▸ Work task: Each entry below is to be copied verbatim.

**** Available data

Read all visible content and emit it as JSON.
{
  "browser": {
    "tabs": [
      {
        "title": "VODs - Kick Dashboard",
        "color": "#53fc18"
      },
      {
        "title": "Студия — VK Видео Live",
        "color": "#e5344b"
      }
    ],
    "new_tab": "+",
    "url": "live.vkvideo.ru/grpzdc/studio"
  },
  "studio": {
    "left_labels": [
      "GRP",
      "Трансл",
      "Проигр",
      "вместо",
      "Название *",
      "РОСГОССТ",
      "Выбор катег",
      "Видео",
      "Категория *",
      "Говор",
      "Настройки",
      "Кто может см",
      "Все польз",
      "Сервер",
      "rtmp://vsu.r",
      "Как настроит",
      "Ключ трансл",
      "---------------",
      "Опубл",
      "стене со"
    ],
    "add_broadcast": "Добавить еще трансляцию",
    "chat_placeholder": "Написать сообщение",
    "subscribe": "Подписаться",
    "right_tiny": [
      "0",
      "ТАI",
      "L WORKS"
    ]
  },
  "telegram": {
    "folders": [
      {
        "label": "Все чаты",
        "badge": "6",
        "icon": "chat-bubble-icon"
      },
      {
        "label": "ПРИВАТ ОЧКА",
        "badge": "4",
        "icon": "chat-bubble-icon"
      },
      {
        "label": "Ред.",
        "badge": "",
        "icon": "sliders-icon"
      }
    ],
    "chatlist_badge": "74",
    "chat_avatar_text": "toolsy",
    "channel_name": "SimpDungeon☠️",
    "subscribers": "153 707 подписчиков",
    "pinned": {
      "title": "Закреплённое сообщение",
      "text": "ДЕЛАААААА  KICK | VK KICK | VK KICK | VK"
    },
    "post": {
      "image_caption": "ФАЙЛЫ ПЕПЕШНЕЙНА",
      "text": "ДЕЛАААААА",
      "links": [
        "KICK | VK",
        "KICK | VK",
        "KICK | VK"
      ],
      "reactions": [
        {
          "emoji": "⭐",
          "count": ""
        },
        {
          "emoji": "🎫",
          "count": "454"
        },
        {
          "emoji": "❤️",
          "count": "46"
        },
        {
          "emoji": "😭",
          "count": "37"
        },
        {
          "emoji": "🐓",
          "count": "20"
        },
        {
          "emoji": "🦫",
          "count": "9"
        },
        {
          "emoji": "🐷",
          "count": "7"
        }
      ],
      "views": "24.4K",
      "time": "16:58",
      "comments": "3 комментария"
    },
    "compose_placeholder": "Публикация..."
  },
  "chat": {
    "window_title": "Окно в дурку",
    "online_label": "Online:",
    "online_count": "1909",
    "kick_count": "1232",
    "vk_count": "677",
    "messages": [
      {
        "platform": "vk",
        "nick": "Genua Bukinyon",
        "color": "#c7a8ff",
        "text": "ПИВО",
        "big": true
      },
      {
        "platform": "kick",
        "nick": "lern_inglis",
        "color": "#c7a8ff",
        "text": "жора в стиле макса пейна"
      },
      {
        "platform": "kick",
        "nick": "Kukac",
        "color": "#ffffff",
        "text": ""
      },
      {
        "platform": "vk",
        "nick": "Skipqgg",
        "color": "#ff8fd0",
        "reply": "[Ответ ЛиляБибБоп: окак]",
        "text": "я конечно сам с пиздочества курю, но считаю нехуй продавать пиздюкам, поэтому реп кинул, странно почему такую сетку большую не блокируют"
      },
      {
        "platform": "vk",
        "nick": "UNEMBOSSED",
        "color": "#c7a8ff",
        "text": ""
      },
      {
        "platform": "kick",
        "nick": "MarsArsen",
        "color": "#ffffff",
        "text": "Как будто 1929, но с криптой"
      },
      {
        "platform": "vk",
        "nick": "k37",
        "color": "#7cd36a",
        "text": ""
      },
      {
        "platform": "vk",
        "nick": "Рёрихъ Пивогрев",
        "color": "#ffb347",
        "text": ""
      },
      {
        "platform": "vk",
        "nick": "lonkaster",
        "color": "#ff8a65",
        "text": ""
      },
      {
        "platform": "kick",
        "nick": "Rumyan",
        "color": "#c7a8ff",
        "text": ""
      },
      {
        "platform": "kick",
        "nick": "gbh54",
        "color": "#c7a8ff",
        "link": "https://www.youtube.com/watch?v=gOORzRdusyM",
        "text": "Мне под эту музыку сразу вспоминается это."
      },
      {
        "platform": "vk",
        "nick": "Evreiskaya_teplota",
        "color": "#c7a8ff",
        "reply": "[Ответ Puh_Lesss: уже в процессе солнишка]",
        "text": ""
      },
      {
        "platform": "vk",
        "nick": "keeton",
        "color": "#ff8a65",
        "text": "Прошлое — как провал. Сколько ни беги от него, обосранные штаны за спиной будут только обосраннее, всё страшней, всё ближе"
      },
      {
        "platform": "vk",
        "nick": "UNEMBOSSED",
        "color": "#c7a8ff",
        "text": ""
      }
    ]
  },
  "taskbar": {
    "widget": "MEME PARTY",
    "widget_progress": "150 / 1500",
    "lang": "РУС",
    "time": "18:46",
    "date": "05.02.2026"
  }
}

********

▸ Output of the exercise:
Read all visible content and emit it as JSON.
{
  "browser": {
    "tabs": [
      {
        "title": "VODs - Kick Dashboard",
        "color": "#53fc18"
      },
      {
        "title": "Студия — VK Видео Live",
        "color": "#e5344b"
      }
    ],
    "new_tab": "+",
    "url": "live.vkvideo.ru/grpzdc/studio"
  },
  "studio": {
    "left_labels": [
      "GRP",
      "Трансл",
      "Проигр",
      "вместо",
      "Название *",
      "РОСГОССТ",
      "Выбор катег",
      "Видео",
      "Категория *",
      "Говор",
      "Настройки",
      "Кто может см",
      "Все польз",
      "Сервер",
      "rtmp://vsu.r",
      "Как настроит",
      "Ключ трансл",
      "---------------",
      "Опубл",
      "стене со"
    ],
    "add_broadcast": "Добавить еще трансляцию",
    "chat_placeholder": "Написать сообщение",
    "subscribe": "Подписаться",
    "right_tiny": [
      "0",
      "ТАI",
      "L WORKS"
    ]
  },
  "telegram": {
    "folders": [
      {
        "label": "Все чаты",
        "badge": "6",
        "icon": "chat-bubble-icon"
      },
      {
        "label": "ПРИВАТ ОЧКА",
        "badge": "4",
        "icon": "chat-bubble-icon"
      },
      {
        "label": "Ред.",
        "badge": "",
        "icon": "sliders-icon"
      }
    ],
    "chatlist_badge": "74",
    "chat_avatar_text": "toolsy",
    "channel_name": "SimpDungeon☠️",
    "subscribers": "153 707 подписчиков",
    "pinned": {
      "title": "Закреплённое сообщение",
      "text": "ДЕЛАААААА  KICK | VK KICK | VK KICK | VK"
    },
    "post": {
      "image_caption": "ФАЙЛЫ ПЕПЕШНЕЙНА",
      "text": "ДЕЛАААААА",
      "links": [
        "KICK | VK",
        "KICK | VK",
        "KICK | VK"
      ],
      "reactions": [
        {
          "emoji": "⭐",
          "count": ""
        },
        {
          "emoji": "🎫",
          "count": "454"
        },
        {
          "emoji": "❤️",
          "count": "46"
        },
        {
          "emoji": "😭",
          "count": "37"
        },
        {
          "emoji": "🐓",
          "count": "20"
        },
        {
          "emoji": "🦫",
          "count": "9"
        },
        {
          "emoji": "🐷",
          "count": "7"
        }
      ],
      "views": "24.4K",
      "time": "16:58",
      "comments": "3 комментария"
    },
    "compose_placeholder": "Публикация..."
  },
  "chat": {
    "window_title": "Окно в дурку",
    "online_label": "Online:",
    "online_count": "1909",
    "kick_count": "1232",
    "vk_count": "677",
    "messages": [
      {
        "platform": "vk",
        "nick": "Genua Bukinyon",
        "color": "#c7a8ff",
        "text": "ПИВО",
        "big": true
      },
      {
        "platform": "kick",
        "nick": "lern_inglis",
        "color": "#c7a8ff",
        "text": "жора в стиле макса пейна"
      },
      {
        "platform": "kick",
        "nick": "Kukac",
        "color": "#ffffff",
        "text": ""
      },
      {
        "platform": "vk",
        "nick": "Skipqgg",
        "color": "#ff8fd0",
        "reply": "[Ответ ЛиляБибБоп: окак]",
        "text": "я конечно сам с пиздочества курю, но считаю нехуй продавать пиздюкам, поэтому реп кинул, странно почему такую сетку большую не блокируют"
      },
      {
        "platform": "vk",
        "nick": "UNEMBOSSED",
        "color": "#c7a8ff",
        "text": ""
      },
      {
        "platform": "kick",
        "nick": "MarsArsen",
        "color": "#ffffff",
        "text": "Как будто 1929, но с криптой"
      },
      {
        "platform": "vk",
        "nick": "k37",
        "color": "#7cd36a",
        "text": ""
      },
      {
        "platform": "vk",
        "nick": "Рёрихъ Пивогрев",
        "color": "#ffb347",
        "text": ""
      },
      {
        "platform": "vk",
        "nick": "lonkaster",
        "color": "#ff8a65",
        "text": ""
      },
      {
        "platform": "kick",
        "nick": "Rumyan",
        "color": "#c7a8ff",
        "text": ""
      },
      {
        "platform": "kick",
        "nick": "gbh54",
        "color": "#c7a8ff",
        "link": "https://www.youtube.com/watch?v=gOORzRdusyM",
        "text": "Мне под эту музыку сразу вспоминается это."
      },
      {
        "platform": "vk",
        "nick": "Evreiskaya_teplota",
        "color": "#c7a8ff",
        "reply": "[Ответ Puh_Lesss: уже в процессе солнишка]",
        "text": ""
      },
      {
        "platform": "vk",
        "nick": "keeton",
        "color": "#ff8a65",
        "text": "Прошлое — как провал. Сколько ни беги от него, обосранные штаны за спиной будут только обосраннее, всё страшней, всё ближе"
      },
      {
        "platform": "vk",
        "nick": "UNEMBOSSED",
        "color": "#c7a8ff",
        "text": ""
      }
    ]
  },
  "taskbar": {
    "widget": "MEME PARTY",
    "widget_progress": "150 / 1500",
    "lang": "РУС",
    "time": "18:46",
    "date": "05.02.2026"
  }
}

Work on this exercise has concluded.